→ WHAT YOU NEED TO DO:
Once you know how many lines below hold "image", reply with that number and add nothing.

→ DATA TO EXAMINE:
________________________

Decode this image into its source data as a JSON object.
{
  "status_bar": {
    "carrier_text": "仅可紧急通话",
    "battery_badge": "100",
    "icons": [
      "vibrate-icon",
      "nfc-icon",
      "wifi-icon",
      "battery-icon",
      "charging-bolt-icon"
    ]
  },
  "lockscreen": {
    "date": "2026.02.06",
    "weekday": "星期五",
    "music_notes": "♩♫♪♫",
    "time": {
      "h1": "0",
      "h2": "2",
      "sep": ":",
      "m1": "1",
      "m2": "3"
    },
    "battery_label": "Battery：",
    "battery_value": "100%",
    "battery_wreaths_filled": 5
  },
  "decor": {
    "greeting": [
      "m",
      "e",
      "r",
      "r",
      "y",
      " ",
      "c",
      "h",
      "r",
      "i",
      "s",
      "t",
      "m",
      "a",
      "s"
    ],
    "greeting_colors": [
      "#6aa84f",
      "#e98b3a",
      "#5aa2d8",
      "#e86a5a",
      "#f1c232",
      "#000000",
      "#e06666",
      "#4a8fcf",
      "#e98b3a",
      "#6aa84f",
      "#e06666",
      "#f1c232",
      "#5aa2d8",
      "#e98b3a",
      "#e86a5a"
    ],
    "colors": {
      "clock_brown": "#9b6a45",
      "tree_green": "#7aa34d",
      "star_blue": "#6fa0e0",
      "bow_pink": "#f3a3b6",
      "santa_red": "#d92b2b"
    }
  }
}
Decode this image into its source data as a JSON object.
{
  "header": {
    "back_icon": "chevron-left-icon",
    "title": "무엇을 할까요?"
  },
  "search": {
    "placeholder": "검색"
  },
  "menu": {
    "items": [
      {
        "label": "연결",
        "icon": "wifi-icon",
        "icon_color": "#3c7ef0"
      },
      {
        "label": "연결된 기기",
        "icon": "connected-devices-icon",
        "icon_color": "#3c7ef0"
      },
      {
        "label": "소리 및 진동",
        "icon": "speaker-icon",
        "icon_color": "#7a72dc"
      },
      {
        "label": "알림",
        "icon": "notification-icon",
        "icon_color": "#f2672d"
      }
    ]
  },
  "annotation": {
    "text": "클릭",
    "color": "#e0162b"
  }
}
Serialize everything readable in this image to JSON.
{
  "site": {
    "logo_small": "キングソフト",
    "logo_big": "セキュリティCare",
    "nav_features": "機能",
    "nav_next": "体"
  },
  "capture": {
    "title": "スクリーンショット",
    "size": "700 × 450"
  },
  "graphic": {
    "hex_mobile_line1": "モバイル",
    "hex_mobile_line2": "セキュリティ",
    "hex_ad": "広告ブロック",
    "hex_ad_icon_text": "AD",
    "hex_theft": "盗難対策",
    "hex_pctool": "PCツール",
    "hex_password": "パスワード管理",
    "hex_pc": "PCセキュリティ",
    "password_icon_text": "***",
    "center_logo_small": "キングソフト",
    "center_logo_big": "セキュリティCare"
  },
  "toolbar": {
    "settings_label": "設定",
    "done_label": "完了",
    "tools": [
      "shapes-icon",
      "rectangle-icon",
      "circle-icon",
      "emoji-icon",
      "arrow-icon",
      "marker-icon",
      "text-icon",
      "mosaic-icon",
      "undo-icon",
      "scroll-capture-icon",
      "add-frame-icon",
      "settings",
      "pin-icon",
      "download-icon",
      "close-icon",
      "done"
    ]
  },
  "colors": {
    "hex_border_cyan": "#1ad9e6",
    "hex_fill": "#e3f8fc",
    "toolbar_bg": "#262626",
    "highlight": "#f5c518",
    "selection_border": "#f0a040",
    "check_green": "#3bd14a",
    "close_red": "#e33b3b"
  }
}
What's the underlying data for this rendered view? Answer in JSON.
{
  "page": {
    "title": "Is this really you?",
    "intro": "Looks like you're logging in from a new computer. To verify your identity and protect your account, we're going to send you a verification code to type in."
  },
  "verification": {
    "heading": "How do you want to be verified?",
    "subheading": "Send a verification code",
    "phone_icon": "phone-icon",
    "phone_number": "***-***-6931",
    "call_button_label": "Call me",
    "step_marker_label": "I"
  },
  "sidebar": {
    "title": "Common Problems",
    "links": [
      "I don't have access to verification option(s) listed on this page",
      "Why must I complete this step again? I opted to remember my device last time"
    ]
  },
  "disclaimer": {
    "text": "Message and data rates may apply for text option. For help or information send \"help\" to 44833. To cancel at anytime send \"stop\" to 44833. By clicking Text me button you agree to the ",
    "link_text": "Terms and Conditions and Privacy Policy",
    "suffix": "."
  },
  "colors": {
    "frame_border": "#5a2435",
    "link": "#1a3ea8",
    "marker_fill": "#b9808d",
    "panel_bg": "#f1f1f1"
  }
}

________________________

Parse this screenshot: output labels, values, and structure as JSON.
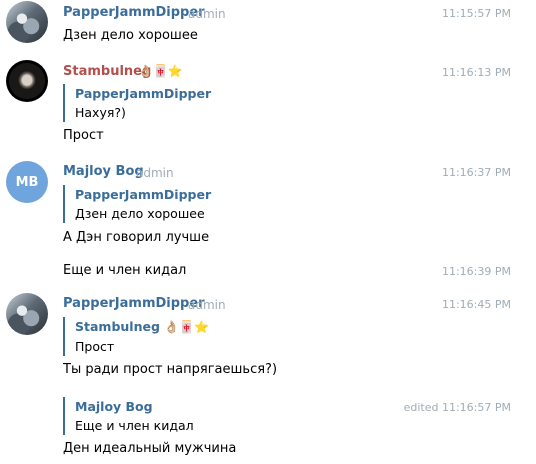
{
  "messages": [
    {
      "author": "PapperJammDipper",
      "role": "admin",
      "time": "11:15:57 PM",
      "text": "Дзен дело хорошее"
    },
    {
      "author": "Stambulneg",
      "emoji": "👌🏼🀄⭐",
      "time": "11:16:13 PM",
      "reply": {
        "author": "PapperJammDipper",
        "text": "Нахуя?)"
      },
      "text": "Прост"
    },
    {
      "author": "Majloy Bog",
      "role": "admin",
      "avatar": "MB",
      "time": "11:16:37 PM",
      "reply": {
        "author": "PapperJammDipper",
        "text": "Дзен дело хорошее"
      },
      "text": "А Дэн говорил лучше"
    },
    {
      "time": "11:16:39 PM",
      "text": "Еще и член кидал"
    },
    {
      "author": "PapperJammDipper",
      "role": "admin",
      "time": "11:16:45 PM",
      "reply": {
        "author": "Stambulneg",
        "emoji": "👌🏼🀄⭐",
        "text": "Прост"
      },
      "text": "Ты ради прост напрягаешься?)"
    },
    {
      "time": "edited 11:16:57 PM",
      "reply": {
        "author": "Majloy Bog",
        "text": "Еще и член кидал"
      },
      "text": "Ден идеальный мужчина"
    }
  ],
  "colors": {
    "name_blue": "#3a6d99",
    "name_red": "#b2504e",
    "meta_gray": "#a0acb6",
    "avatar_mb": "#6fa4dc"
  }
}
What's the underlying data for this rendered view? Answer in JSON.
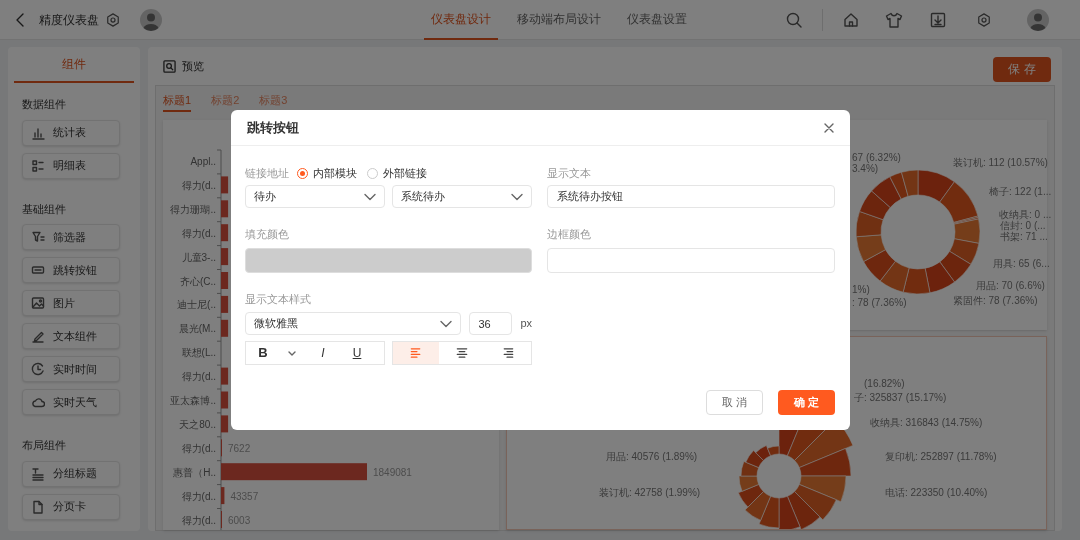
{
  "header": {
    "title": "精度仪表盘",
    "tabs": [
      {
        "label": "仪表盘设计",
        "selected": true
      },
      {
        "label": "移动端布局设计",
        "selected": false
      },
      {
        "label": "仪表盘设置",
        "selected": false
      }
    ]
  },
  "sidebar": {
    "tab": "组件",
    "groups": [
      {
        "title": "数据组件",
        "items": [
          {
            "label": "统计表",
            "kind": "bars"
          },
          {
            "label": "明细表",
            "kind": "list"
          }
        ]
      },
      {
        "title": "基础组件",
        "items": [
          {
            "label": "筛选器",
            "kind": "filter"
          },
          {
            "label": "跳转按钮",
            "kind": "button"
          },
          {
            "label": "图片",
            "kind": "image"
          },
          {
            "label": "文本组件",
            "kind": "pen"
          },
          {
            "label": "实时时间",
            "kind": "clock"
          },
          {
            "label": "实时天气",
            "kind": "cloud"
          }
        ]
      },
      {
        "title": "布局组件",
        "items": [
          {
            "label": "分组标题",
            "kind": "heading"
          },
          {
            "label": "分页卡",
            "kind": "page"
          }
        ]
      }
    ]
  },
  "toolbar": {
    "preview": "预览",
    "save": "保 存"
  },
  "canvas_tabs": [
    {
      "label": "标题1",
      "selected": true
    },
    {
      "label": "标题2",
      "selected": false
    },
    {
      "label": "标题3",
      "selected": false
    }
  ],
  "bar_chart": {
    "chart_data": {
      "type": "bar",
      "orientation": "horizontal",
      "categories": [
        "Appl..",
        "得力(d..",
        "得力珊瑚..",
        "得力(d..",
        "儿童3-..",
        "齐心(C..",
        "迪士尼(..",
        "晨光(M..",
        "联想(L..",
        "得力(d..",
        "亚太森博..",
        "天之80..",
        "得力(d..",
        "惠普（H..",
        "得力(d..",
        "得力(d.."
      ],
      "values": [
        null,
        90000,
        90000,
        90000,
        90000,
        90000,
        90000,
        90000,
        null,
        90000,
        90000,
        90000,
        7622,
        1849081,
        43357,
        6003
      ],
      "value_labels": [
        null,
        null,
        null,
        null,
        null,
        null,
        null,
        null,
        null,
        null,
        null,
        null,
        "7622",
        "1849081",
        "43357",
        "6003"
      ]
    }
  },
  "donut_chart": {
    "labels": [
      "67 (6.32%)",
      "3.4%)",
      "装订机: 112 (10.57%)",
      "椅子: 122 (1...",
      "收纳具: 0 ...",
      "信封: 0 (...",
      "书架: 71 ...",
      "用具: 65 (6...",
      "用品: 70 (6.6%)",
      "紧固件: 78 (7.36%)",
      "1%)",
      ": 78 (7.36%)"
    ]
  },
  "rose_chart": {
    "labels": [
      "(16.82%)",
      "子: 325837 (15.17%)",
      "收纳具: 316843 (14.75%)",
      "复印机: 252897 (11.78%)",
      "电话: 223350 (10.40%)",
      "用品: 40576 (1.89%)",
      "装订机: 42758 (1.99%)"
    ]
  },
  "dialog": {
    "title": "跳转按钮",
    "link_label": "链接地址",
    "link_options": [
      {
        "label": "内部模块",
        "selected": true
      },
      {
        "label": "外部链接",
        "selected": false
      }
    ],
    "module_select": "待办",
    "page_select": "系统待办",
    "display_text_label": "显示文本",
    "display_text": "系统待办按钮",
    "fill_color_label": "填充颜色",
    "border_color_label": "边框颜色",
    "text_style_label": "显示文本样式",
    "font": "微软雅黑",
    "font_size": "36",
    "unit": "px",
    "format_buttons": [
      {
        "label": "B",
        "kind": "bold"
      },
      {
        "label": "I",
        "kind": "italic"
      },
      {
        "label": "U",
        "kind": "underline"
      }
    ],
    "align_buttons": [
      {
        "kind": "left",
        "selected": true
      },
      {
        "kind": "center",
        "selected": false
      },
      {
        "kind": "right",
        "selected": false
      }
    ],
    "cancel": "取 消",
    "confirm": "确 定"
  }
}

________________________

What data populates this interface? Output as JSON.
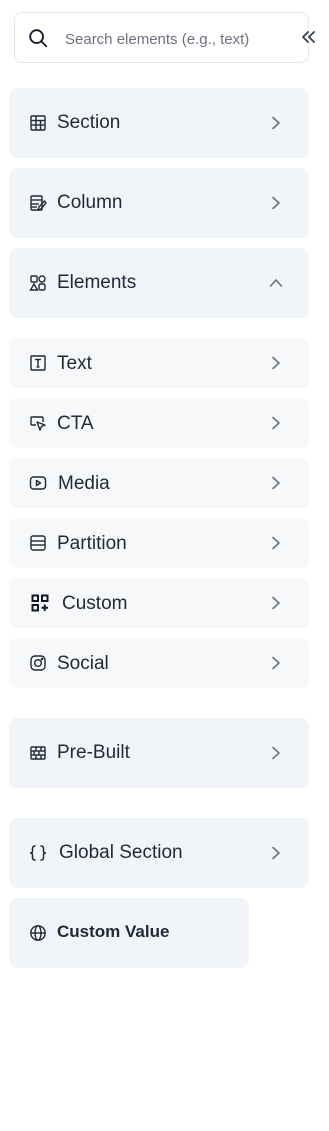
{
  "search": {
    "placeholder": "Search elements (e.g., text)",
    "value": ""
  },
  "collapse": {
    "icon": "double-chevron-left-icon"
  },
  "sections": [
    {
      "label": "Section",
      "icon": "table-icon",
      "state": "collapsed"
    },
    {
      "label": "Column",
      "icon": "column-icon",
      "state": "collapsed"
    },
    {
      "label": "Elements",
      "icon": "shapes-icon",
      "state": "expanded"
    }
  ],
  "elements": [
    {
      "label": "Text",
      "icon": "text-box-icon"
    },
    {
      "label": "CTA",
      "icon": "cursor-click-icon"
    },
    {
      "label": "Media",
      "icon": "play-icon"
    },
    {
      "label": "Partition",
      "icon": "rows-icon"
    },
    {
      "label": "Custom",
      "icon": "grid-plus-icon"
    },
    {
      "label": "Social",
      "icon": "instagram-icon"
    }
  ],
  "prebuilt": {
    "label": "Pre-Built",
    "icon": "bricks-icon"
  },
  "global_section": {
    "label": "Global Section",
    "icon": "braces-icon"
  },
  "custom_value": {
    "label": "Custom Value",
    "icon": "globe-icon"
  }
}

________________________

→ SOLUTION:
4